On Opera & Vendor Prefixes
Reacting to Opera’s announcement that their latest experimental builds of their browser software would be spoofing certain
-webkit vendor prefixes, I somewhat antagonistically vented on Twitter:
Hey Opera: nobody uses your crappy browser. Thanks for dicking over the web by implementing -webkit prefixes anyway.— Ben Darlow (@kapowaz) April 25, 2012
Okay, the first part is most certainly not true; a lot of people use Opera (and as it happens, they have just published their State of the Mobile Web report for March 2012, so we can see what the data looks like right now). But whilst what I wrote was undoubtedly confrontational, having now looked some more into the situation I’m convinced that Opera have made a terrible decision out of desperation that will permanently damage web standards for little gain.

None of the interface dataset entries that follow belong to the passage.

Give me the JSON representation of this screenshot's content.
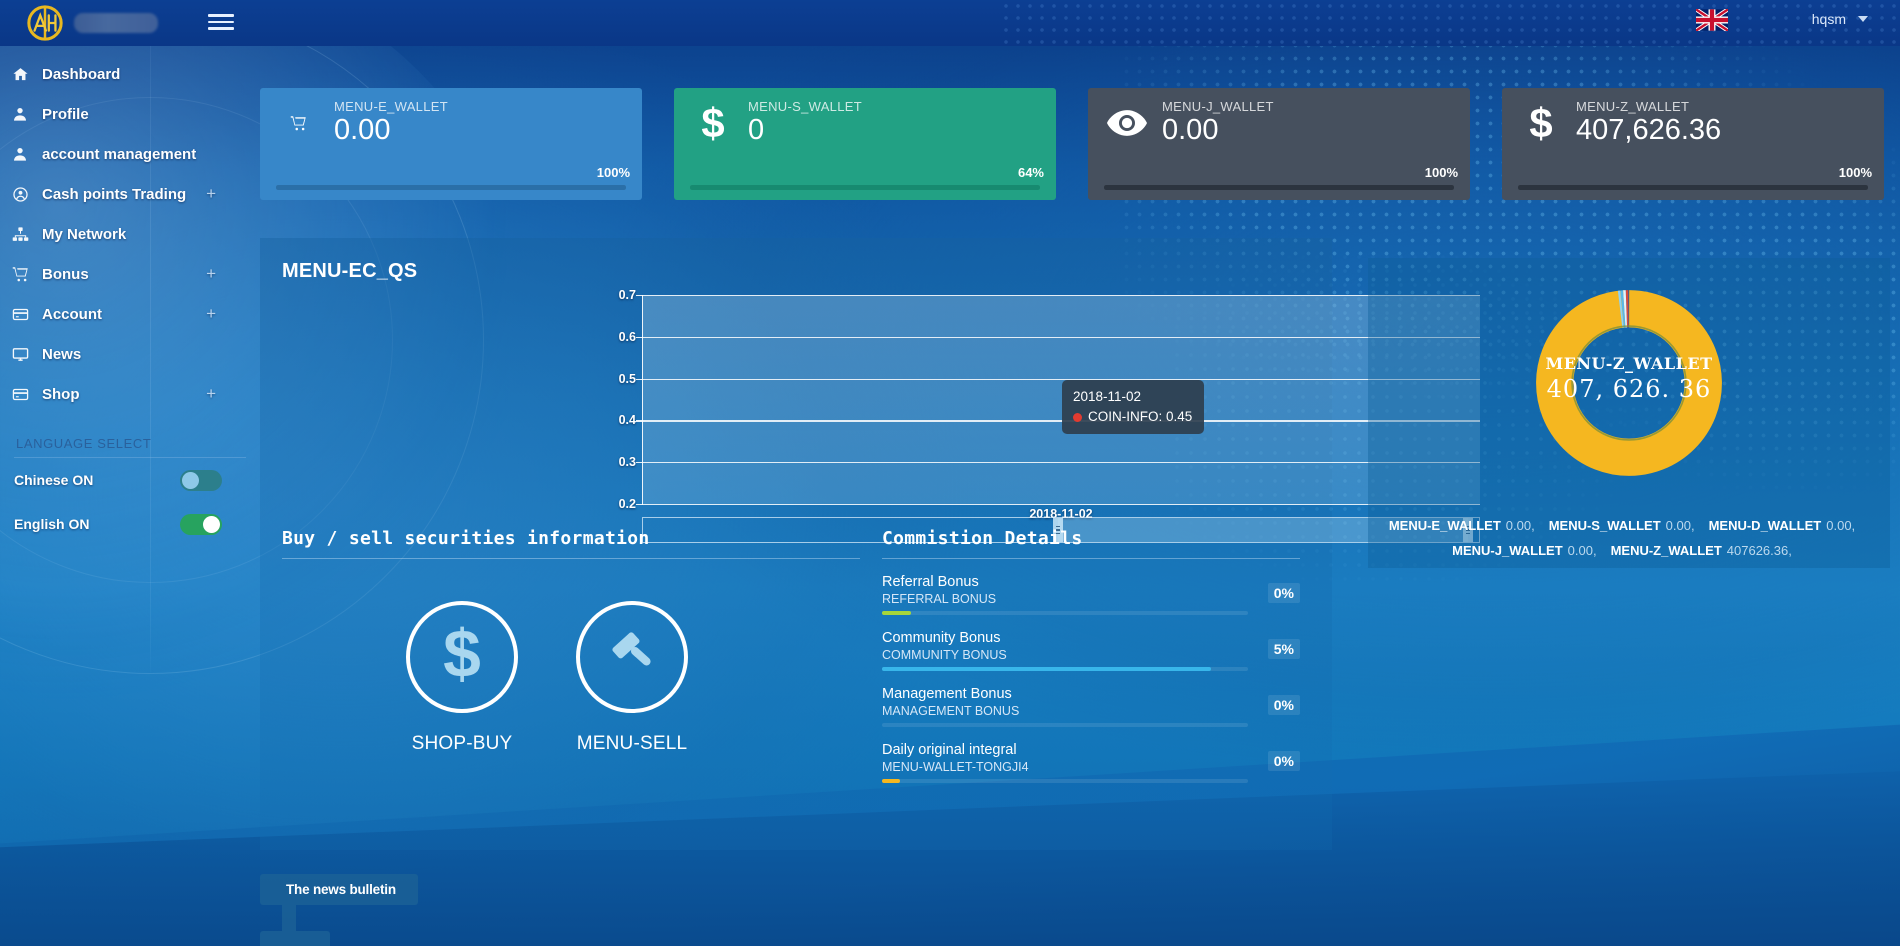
{
  "topbar": {
    "logo_icon": "ah-monogram-logo",
    "brand_redacted": "",
    "menu_icon": "hamburger-menu-icon",
    "flag_icon": "uk-flag-icon",
    "username": "hqsm",
    "caret_icon": "chevron-down-icon"
  },
  "sidebar": {
    "items": [
      {
        "label": "Dashboard",
        "icon": "home-icon",
        "expandable": ""
      },
      {
        "label": "Profile",
        "icon": "user-icon",
        "expandable": ""
      },
      {
        "label": "account management",
        "icon": "user-gear-icon",
        "expandable": ""
      },
      {
        "label": "Cash points Trading",
        "icon": "user-circle-icon",
        "expandable": "+"
      },
      {
        "label": "My Network",
        "icon": "sitemap-icon",
        "expandable": ""
      },
      {
        "label": "Bonus",
        "icon": "cart-icon",
        "expandable": "+"
      },
      {
        "label": "Account",
        "icon": "credit-card-icon",
        "expandable": "+"
      },
      {
        "label": "News",
        "icon": "monitor-icon",
        "expandable": ""
      },
      {
        "label": "Shop",
        "icon": "credit-card-icon",
        "expandable": "+"
      }
    ],
    "language_section_title": "LANGUAGE SELECT",
    "languages": [
      {
        "label": "Chinese ON",
        "state": "on",
        "color": "#2c7f8c"
      },
      {
        "label": "English ON",
        "state": "on",
        "color": "#27a35f"
      }
    ]
  },
  "cards": [
    {
      "label": "MENU-E_WALLET",
      "value": "0.00",
      "percent": "100%",
      "fill": 100,
      "icon": "cart-icon",
      "theme": "blue"
    },
    {
      "label": "MENU-S_WALLET",
      "value": "0",
      "percent": "64%",
      "fill": 100,
      "icon": "dollar-icon",
      "theme": "green"
    },
    {
      "label": "MENU-J_WALLET",
      "value": "0.00",
      "percent": "100%",
      "fill": 100,
      "icon": "eye-icon",
      "theme": "dark"
    },
    {
      "label": "MENU-Z_WALLET",
      "value": "407,626.36",
      "percent": "100%",
      "fill": 100,
      "icon": "dollar-icon",
      "theme": "dark"
    }
  ],
  "main_panel": {
    "title": "MENU-EC_QS"
  },
  "chart_data": {
    "type": "line",
    "title": "MENU-EC_QS",
    "series": [
      {
        "name": "COIN-INFO",
        "color": "#e23b30",
        "values": [
          0.45
        ]
      }
    ],
    "x": [
      "2018-11-02"
    ],
    "categories": [
      "2018-11-02"
    ],
    "xlabel": "",
    "ylabel": "",
    "ylim": [
      0.2,
      0.7
    ],
    "yticks": [
      "0.7",
      "0.6",
      "0.5",
      "0.4",
      "0.3",
      "0.2"
    ],
    "xticks": [
      "2018-11-02"
    ],
    "grid": true,
    "legend": "none",
    "tooltip": {
      "title": "2018-11-02",
      "series_label": "COIN-INFO",
      "series_value": "0.45",
      "marker_color": "#e23b30"
    },
    "datazoom": {
      "start_pct": 50,
      "end_pct": 99
    }
  },
  "buy_sell": {
    "title": "Buy / sell securities information",
    "actions": [
      {
        "label": "SHOP-BUY",
        "icon": "dollar-sign-icon"
      },
      {
        "label": "MENU-SELL",
        "icon": "gavel-icon"
      }
    ]
  },
  "commission": {
    "title": "Commistion Details",
    "rows": [
      {
        "name": "Referral Bonus",
        "sub": "REFERRAL BONUS",
        "percent": "0%",
        "fill": 8,
        "color": "#a6d63b"
      },
      {
        "name": "Community Bonus",
        "sub": "COMMUNITY BONUS",
        "percent": "5%",
        "fill": 90,
        "color": "#38b6ea"
      },
      {
        "name": "Management Bonus",
        "sub": "MANAGEMENT BONUS",
        "percent": "0%",
        "fill": 0,
        "color": "#f0a32a"
      },
      {
        "name": "Daily original integral",
        "sub": "MENU-WALLET-TONGJI4",
        "percent": "0%",
        "fill": 5,
        "color": "#f5b720"
      }
    ]
  },
  "donut": {
    "center_title": "MENU-Z_WALLET",
    "center_value": "407, 626. 36",
    "chart_data": {
      "type": "pie",
      "title": "MENU-Z_WALLET",
      "labels": [
        "MENU-E_WALLET",
        "MENU-S_WALLET",
        "MENU-D_WALLET",
        "MENU-J_WALLET",
        "MENU-Z_WALLET"
      ],
      "values": [
        0.0,
        0.0,
        0.0,
        0.0,
        407626.36
      ],
      "colors": [
        "#8fd3f4",
        "#e6f2f8",
        "#d94a3d",
        "#5ab7e8",
        "#f5b720"
      ]
    },
    "legend": [
      {
        "name": "MENU-E_WALLET",
        "value": "0.00,"
      },
      {
        "name": "MENU-S_WALLET",
        "value": "0.00,"
      },
      {
        "name": "MENU-D_WALLET",
        "value": "0.00,"
      },
      {
        "name": "MENU-J_WALLET",
        "value": "0.00,"
      },
      {
        "name": "MENU-Z_WALLET",
        "value": "407626.36,"
      }
    ]
  },
  "news_bulletin": {
    "label": "The news bulletin"
  }
}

Opera is actively involved in the development of two mobile-oriented browsers: the enormously popular but atypical Opera Mini which mostly runs on older and non-smartphone devices, and the more modern smartphone-oriented Opera Mobile. When I asked, I was told that separate figures for how many people use each browser are unavailable. Given how eager Opera are to boast about how many Opera Mini users they have, it’s pretty easy to conclude that the number of Opera Mobile users is a lot smaller. This is significant, as a major justification given for spoofing vendor prefixes is that it affects a lot of people; Opera currently only intend to make the change within Opera Desktop and Mobile.
Opera have tried to throw a feint by insinuating that this is to prevent their users from being locked out:
When people block access by certain browsers, whether by omitting CSS rules or actively blocking, we have a duty to our users to access that content.
This is an egregious straw man: the prefixes Opera are implementing are limited to transitions, transforms, border radius and box shadows. None of these are barriers to being able to access content; this is just how progressive enhancement works.
As it stands today, Opera Software is a profitable and growing business, as their latest quarterly report attests (PDF link). But this masks the underlying sea change that’s happening with mobile Internet-enabled devices. Opera (along with Mozilla and Microsoft, the other parties intending to make this vendor prefix change) know full well that they’re sitting on sand castles as the tide comes in. An increasingly large number of the mobile phone devices sold today are either iOS or Android-based, and as the technology matures and economies of scale improve, the share of the market that once belonged to feature phones will be swallowed up by cheaper iOS or Android devices.
Experienced web developers know that encouraging customers to install another browser is a difficult if not impossible task. It’s even less likely that smartphone users will feel any need to install a third-party browser on their device when the default browser is easily good enough to begin with. Opera are faced with the knowledge that within a few short years, their user base could be eroded to almost nothing. This move is reflective of this realisation, and is one made out of desperation, with little concern for the long term implications to web developers and the standards process.
Vendor prefixes are, to be sure, a mess. But the situation we find ourselves in is not the fault of vendors implementing features this way, but of the glacial pace of the CSS Working Group in ratifying features that are already in widespread use. That another browser vendor feels able to spoof them shows the feature is already mature. The danger now is that ‘bad’ web developers will treat
-webkit as more than just a de facto standard, and the march towards a single dominant browser in the mobile space will gather pace.